Margaret Dabbs Foot Clinic + Nail Spa – This is another one to book ahead.  When I first stumbled upon Margaret Dabbs clinic, I thought how brilliant she was for combining a medical-grade foot clinic and a nail salon. Staffed with specialist trained podiatrists as well as nail technicians, this team can tackle everything from a polished manicure to acupuncture and reflexology. The interior is clean and spa-like, and her signature pedicure is curiously performed on a dry foot to ensure “exceptionally long lasting results” that I attest to. The menu includes mani-pedis, waxing, acupuncture, reflexology, massage, detox and kinesiology.

Margaret Dabbs
7 New Cavendish Street
London W1G 8UU

Dropping Coin

There are so many lovely boutiques along Marylebone High Street, it’s a wonderful place to spend a day shopping.  Start at the intersection of Marylebone High Street and Beaumont Street.  Enjoy a breakfast at Orrery.  Walking south along the high street, pop into our favorite skincare and scent houses Diptyque, Aesop, and Le Labo.  Continuing south, you’ll pass the Natural Kitchen, Ash, the famous Daunt Books,  and the haute-couturier Matches.  Make a left onto Moxton Street to find food destinations Rococo and La Fromagerie before looping back onto the high street to continue south again.  Stop by the Kooples, Sandro, Whistles and even Theory.  Take a left at the corner of Bulstrode Street and visit the organic cosmetics and skin care mecca Being Content beauty + wellbeing.

Backtrack north along Marylebone High Street (also called Thayer here) at the intersection of George Street.
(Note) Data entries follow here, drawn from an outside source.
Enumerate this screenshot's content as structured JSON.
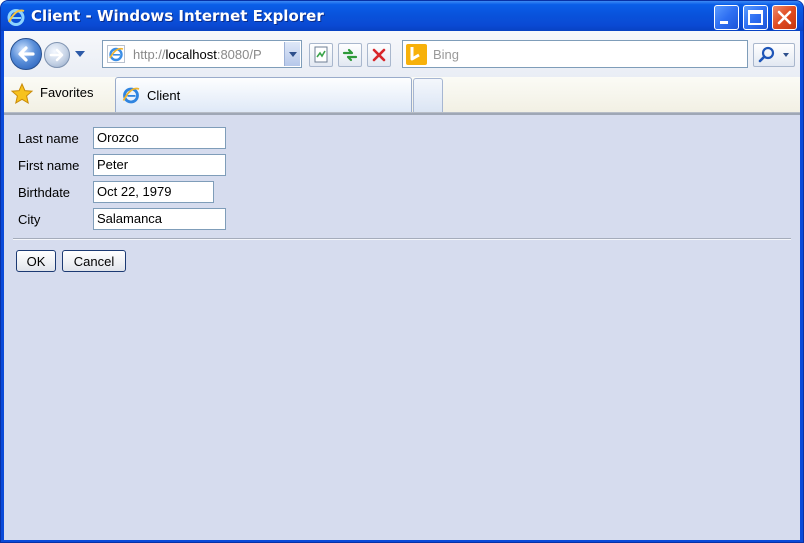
{
  "window": {
    "title": "Client - Windows Internet Explorer"
  },
  "navbar": {
    "address_prefix": "http://",
    "address_host": "localhost",
    "address_rest": ":8080/P",
    "search_placeholder": "Bing"
  },
  "favorites_bar": {
    "favorites_label": "Favorites",
    "active_tab_label": "Client"
  },
  "form": {
    "fields": [
      {
        "label": "Last name",
        "value": "Orozco"
      },
      {
        "label": "First name",
        "value": "Peter"
      },
      {
        "label": "Birthdate",
        "value": "Oct 22, 1979"
      },
      {
        "label": "City",
        "value": "Salamanca"
      }
    ],
    "ok_label": "OK",
    "cancel_label": "Cancel"
  },
  "colors": {
    "titlebar_blue": "#0a4ad4",
    "content_background": "#d6dcee",
    "close_red": "#e04b1f"
  }
}
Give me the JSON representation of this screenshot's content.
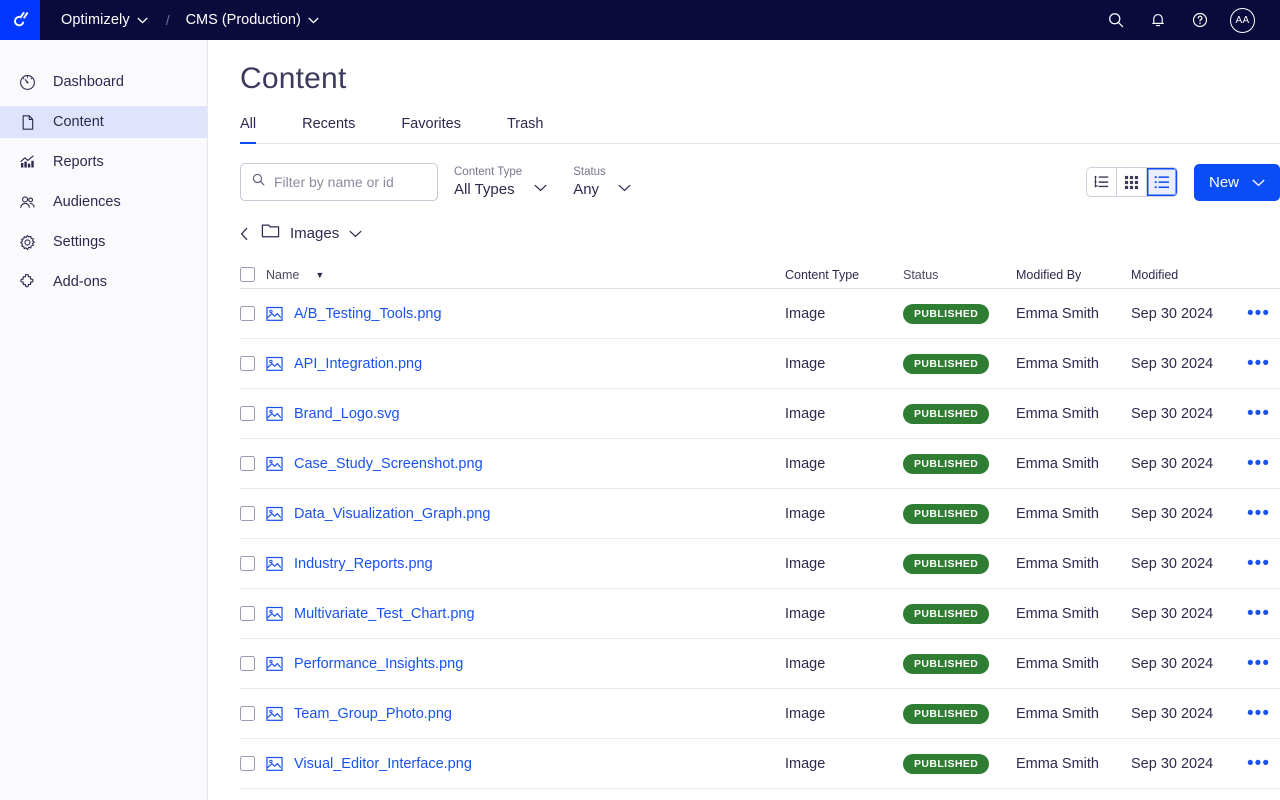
{
  "topbar": {
    "logo_icon": "optimizely-logo-icon",
    "brand": "Optimizely",
    "separator": "/",
    "environment": "CMS (Production)",
    "search_icon": "search-icon",
    "notifications_icon": "bell-icon",
    "help_icon": "help-circle-icon",
    "avatar_initials": "AA",
    "bg_color": "#0b0a3c",
    "logo_bg_color": "#0037ff"
  },
  "sidebar": {
    "items": [
      {
        "label": "Dashboard",
        "icon": "gauge-icon",
        "active": false
      },
      {
        "label": "Content",
        "icon": "document-icon",
        "active": true
      },
      {
        "label": "Reports",
        "icon": "chart-icon",
        "active": false
      },
      {
        "label": "Audiences",
        "icon": "people-icon",
        "active": false
      },
      {
        "label": "Settings",
        "icon": "gear-icon",
        "active": false
      },
      {
        "label": "Add-ons",
        "icon": "puzzle-icon",
        "active": false
      }
    ],
    "active_bg_color": "#dfe3fb"
  },
  "main": {
    "title": "Content",
    "tabs": [
      {
        "label": "All",
        "active": true
      },
      {
        "label": "Recents",
        "active": false
      },
      {
        "label": "Favorites",
        "active": false
      },
      {
        "label": "Trash",
        "active": false
      }
    ],
    "accent_color": "#0f4bf5",
    "search": {
      "value": "",
      "placeholder": "Filter by name or id",
      "icon": "search-icon"
    },
    "filters": [
      {
        "label": "Content Type",
        "value": "All Types",
        "icon": "chevron-down-icon"
      },
      {
        "label": "Status",
        "value": "Any",
        "icon": "chevron-down-icon"
      }
    ],
    "view_modes": [
      {
        "name": "tree-view",
        "icon": "tree-list-icon",
        "active": false
      },
      {
        "name": "grid-view",
        "icon": "grid-icon",
        "active": false
      },
      {
        "name": "list-view",
        "icon": "list-icon",
        "active": true
      }
    ],
    "new_button": {
      "label": "New",
      "icon": "chevron-down-icon",
      "color": "#0b4df5"
    },
    "breadcrumb": {
      "back_icon": "chevron-left-icon",
      "folder_icon": "folder-icon",
      "name": "Images",
      "chevron_icon": "chevron-down-icon"
    },
    "table": {
      "select_all_checked": false,
      "columns": [
        {
          "key": "name",
          "label": "Name",
          "sorted": true,
          "sort_icon": "sort-desc-arrow"
        },
        {
          "key": "content_type",
          "label": "Content Type"
        },
        {
          "key": "status",
          "label": "Status"
        },
        {
          "key": "modified_by",
          "label": "Modified By"
        },
        {
          "key": "modified",
          "label": "Modified"
        }
      ],
      "status_badge_color": "#2e7d32",
      "link_color": "#1a52f0",
      "rows": [
        {
          "name": "A/B_Testing_Tools.png",
          "icon": "image-file-icon",
          "content_type": "Image",
          "status": "PUBLISHED",
          "modified_by": "Emma Smith",
          "modified": "Sep 30 2024",
          "more": "more-options-icon"
        },
        {
          "name": "API_Integration.png",
          "icon": "image-file-icon",
          "content_type": "Image",
          "status": "PUBLISHED",
          "modified_by": "Emma Smith",
          "modified": "Sep 30 2024",
          "more": "more-options-icon"
        },
        {
          "name": "Brand_Logo.svg",
          "icon": "image-file-icon",
          "content_type": "Image",
          "status": "PUBLISHED",
          "modified_by": "Emma Smith",
          "modified": "Sep 30 2024",
          "more": "more-options-icon"
        },
        {
          "name": "Case_Study_Screenshot.png",
          "icon": "image-file-icon",
          "content_type": "Image",
          "status": "PUBLISHED",
          "modified_by": "Emma Smith",
          "modified": "Sep 30 2024",
          "more": "more-options-icon"
        },
        {
          "name": "Data_Visualization_Graph.png",
          "icon": "image-file-icon",
          "content_type": "Image",
          "status": "PUBLISHED",
          "modified_by": "Emma Smith",
          "modified": "Sep 30 2024",
          "more": "more-options-icon"
        },
        {
          "name": "Industry_Reports.png",
          "icon": "image-file-icon",
          "content_type": "Image",
          "status": "PUBLISHED",
          "modified_by": "Emma Smith",
          "modified": "Sep 30 2024",
          "more": "more-options-icon"
        },
        {
          "name": "Multivariate_Test_Chart.png",
          "icon": "image-file-icon",
          "content_type": "Image",
          "status": "PUBLISHED",
          "modified_by": "Emma Smith",
          "modified": "Sep 30 2024",
          "more": "more-options-icon"
        },
        {
          "name": "Performance_Insights.png",
          "icon": "image-file-icon",
          "content_type": "Image",
          "status": "PUBLISHED",
          "modified_by": "Emma Smith",
          "modified": "Sep 30 2024",
          "more": "more-options-icon"
        },
        {
          "name": "Team_Group_Photo.png",
          "icon": "image-file-icon",
          "content_type": "Image",
          "status": "PUBLISHED",
          "modified_by": "Emma Smith",
          "modified": "Sep 30 2024",
          "more": "more-options-icon"
        },
        {
          "name": "Visual_Editor_Interface.png",
          "icon": "image-file-icon",
          "content_type": "Image",
          "status": "PUBLISHED",
          "modified_by": "Emma Smith",
          "modified": "Sep 30 2024",
          "more": "more-options-icon"
        }
      ]
    }
  }
}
Take a left onto George Street, where you will quickly run into the miniature Monocle shop – wonderful for thoughtful gifts and worldly finds.  Walk along George street for one block, then take a right onto Manchester street, a left onto Blandford, then a quick right onto Chiltern Street.  The stretch along Chiltern between Blandford and Dorset is one of the most incredible shopping and eating areas in Marylebone!  Here you’ll be charmed by the men’s store Trunk Clothiers, have a bite at Monocle Cafe, and peer into the star-studded garden at Chiltern Firehouse (but you’ll need a reservation for lunch or dinner – we hear it’s such a hotspot, local neighbors are outraged by the hovering paparazzi!)  Continuing north on Chiltern, stop into Cire Trvdon for luxe candles, and don’t miss Trunk LABS (accessories and travel-themed brother store to Trunk Clothier) before catching a taxi home.
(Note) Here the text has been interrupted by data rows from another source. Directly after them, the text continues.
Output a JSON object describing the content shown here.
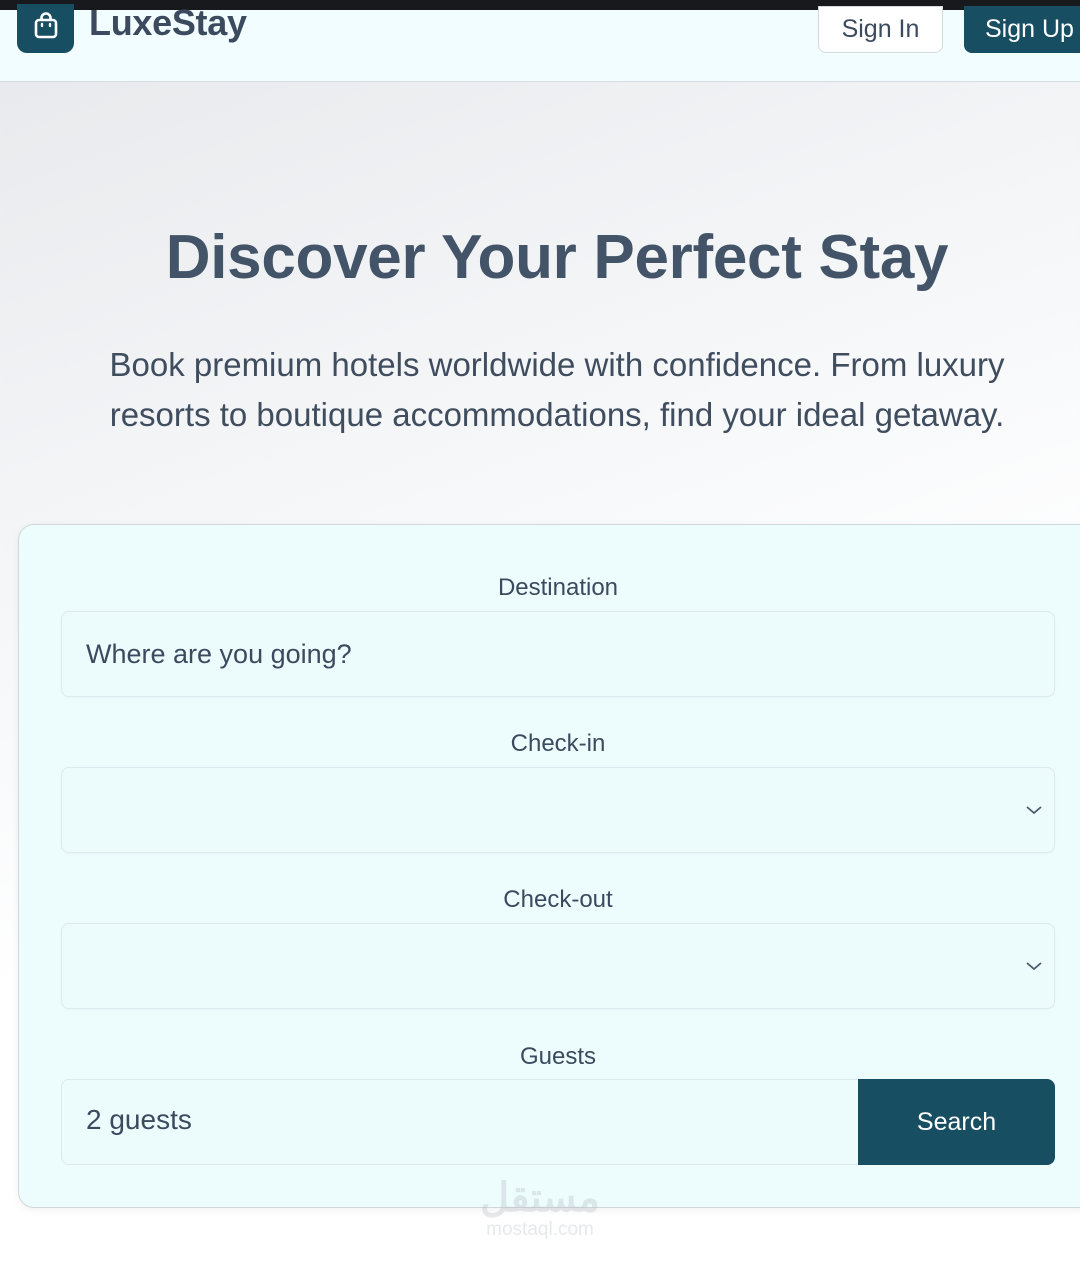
{
  "app": {
    "name": "LuxeStay"
  },
  "nav": {
    "sign_in": "Sign In",
    "sign_up": "Sign Up"
  },
  "hero": {
    "title": "Discover Your Perfect Stay",
    "subtitle_line1": "Book premium hotels worldwide with confidence. From luxury",
    "subtitle_line2": "resorts to boutique accommodations, find your ideal getaway."
  },
  "search": {
    "destination": {
      "label": "Destination",
      "placeholder": "Where are you going?",
      "value": ""
    },
    "check_in": {
      "label": "Check-in",
      "value": ""
    },
    "check_out": {
      "label": "Check-out",
      "value": ""
    },
    "guests": {
      "label": "Guests",
      "value": "2 guests"
    },
    "submit_label": "Search"
  },
  "watermark": {
    "arabic": "مستقل",
    "latin": "mostaql.com"
  },
  "colors": {
    "brand": "#184e62",
    "card_bg": "#edfdfe",
    "text": "#3b4a5e"
  },
  "icons": {
    "logo": "shopping-bag-icon",
    "date_dropdown": "chevron-down-icon"
  }
}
Fuel up with breakfast at Orrery Epicerie before shopping along Marylebone High Street.

Fuel up with breakfast at Orrery Epicerie before shopping along Marylebone High Street.
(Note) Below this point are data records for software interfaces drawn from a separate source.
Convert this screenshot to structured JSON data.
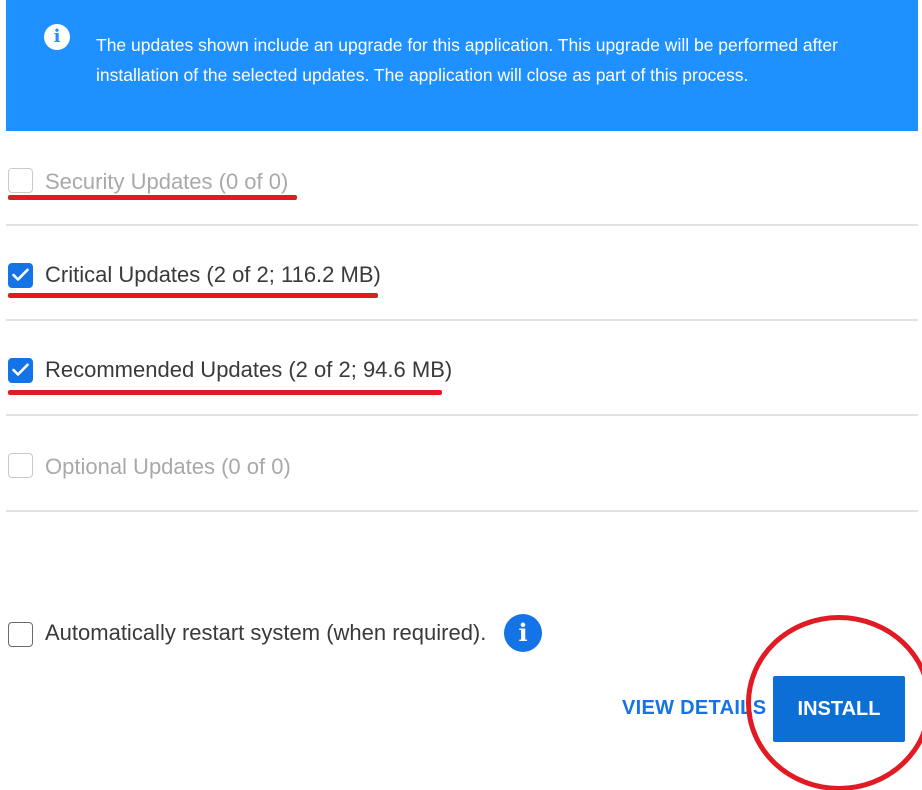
{
  "banner": {
    "icon": "info-icon",
    "message": "The updates shown include an upgrade for this application. This upgrade will be performed after installation of the selected updates. The application will close as part of this process."
  },
  "categories": [
    {
      "label": "Security Updates (0 of 0)",
      "checked": false,
      "disabled": true
    },
    {
      "label": "Critical Updates (2 of 2; 116.2 MB)",
      "checked": true,
      "disabled": false
    },
    {
      "label": "Recommended Updates (2 of 2; 94.6 MB)",
      "checked": true,
      "disabled": false
    },
    {
      "label": "Optional Updates (0 of 0)",
      "checked": false,
      "disabled": true
    }
  ],
  "restart": {
    "label": "Automatically restart system (when required).",
    "checked": false,
    "info_icon": "info-icon"
  },
  "actions": {
    "view_details": "VIEW DETAILS",
    "install": "INSTALL"
  },
  "colors": {
    "banner": "#1e90ff",
    "accent": "#1473e6",
    "annotation": "#e01b24"
  }
}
Shopping along Chiltern Street in Marylebone, Trunk LABS is a must-see.

Shopping along Chiltern Street in Marylebone, Trunk LABS is a must-see.

Stop for a bite at Monocle, or visit the miniature Monocle sister store on George Street just off Marylebone High Street.

Stop for a bite at Monocle, or visit the miniature Monocle sister store on George Street just off Marylebone High Street.

Shout Out

I’d like to give a big shout out to three tastemakers I would follow to the ends of the earth: Guided by Cereal, Hotels We Love and GOOP. GOOP is the lifestyle company developed by the very knowledgable Gwyneth Paltrow. It was through the GOOP newsletter and app that I have found some of my most trusted spots around London. Hotels We Love is a new resource of mine that I’ve been referencing when exploring new Euro cities, and its by-the-hour Play suggestions are spot on!  Guided by Cereal is the new-ish travel site associated with the print magazine Cereal (based from Bath in the UK), whose photography and research keep us engaged and well informed.  We love the sleek design and their guides are incredible.  I have been so impressed with these three finds, I highly recommend you give them a look!